These excerpts are part of an interview recorded by Christa Whitney, director of the Yiddish Book Center's Wexler Oral History Project, a few weeks before Bloom's death. Among other highlights, Bloom says "I still dream in Yiddish," recalls that the first book he ever owned (which was brought to his door by missionaries) was the New Testament in Yiddish, and reveals that he had recently been reading Vladimir Jabotinsky's Yiddish translation of Dante. And his favorite Yiddish proverb? "Sleep faster, we need the pillows." Keep an eye on the Center's website for more clips, coming soon.

In the clip below, Harold Bloom recalls, “My three wonderful older sisters steadily took me to the Second Avenue Theater. Unfortunately, Thomashefsky and Jacob Adler were already gone, but Maurice Schwartz was there. The first Shakespeare plays I ever saw were in Yiddish at the Second Avenue Theater, and I will never forget my experience. This is about 1938 and I'm eight years old. The magnificent Maurice Schwartz is Shylock. But this has all been marvelously rewritten, in Yiddish—as they said, farbesert—improved."

“Funnily enough, the first book I ever owned myself, and it still strikes me as hilarious, was a New Testament in Yiddish," recalls Harold Bloom, in the clip below. "One day, the doorbell rang and a missionary handed it to me. So I read it years later, since I became a classics major at Cornell. We spent a semester reading the New Testament. Even as a child, I conceived a dislike of it, which I've made clear many times, saying that indeed it should be called the Belated Testament and Tanakh [i.e. the Hebrew Bible] the original Testament. One of my many ways of making enemies, of whom God knows I have a plethora."

Please watch here for more clips and for Harold Bloom's full oral history, which we'll be posting shortly.

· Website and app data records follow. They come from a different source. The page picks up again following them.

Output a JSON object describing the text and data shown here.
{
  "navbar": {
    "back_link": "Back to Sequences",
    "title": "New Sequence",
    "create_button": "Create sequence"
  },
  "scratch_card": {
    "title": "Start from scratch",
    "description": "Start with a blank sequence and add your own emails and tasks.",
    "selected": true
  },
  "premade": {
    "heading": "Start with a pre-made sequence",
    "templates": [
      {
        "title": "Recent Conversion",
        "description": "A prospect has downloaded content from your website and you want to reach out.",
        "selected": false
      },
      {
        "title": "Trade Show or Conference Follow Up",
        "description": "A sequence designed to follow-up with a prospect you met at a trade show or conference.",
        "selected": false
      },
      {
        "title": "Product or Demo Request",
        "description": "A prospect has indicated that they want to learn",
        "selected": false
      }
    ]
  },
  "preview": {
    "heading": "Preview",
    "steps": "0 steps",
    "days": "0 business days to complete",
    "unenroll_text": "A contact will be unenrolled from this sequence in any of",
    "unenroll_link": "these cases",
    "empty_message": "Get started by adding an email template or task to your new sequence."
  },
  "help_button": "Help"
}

Learn more about the Yiddish Book Center's Wexler Oral History Project and view our growing collection of oral histories.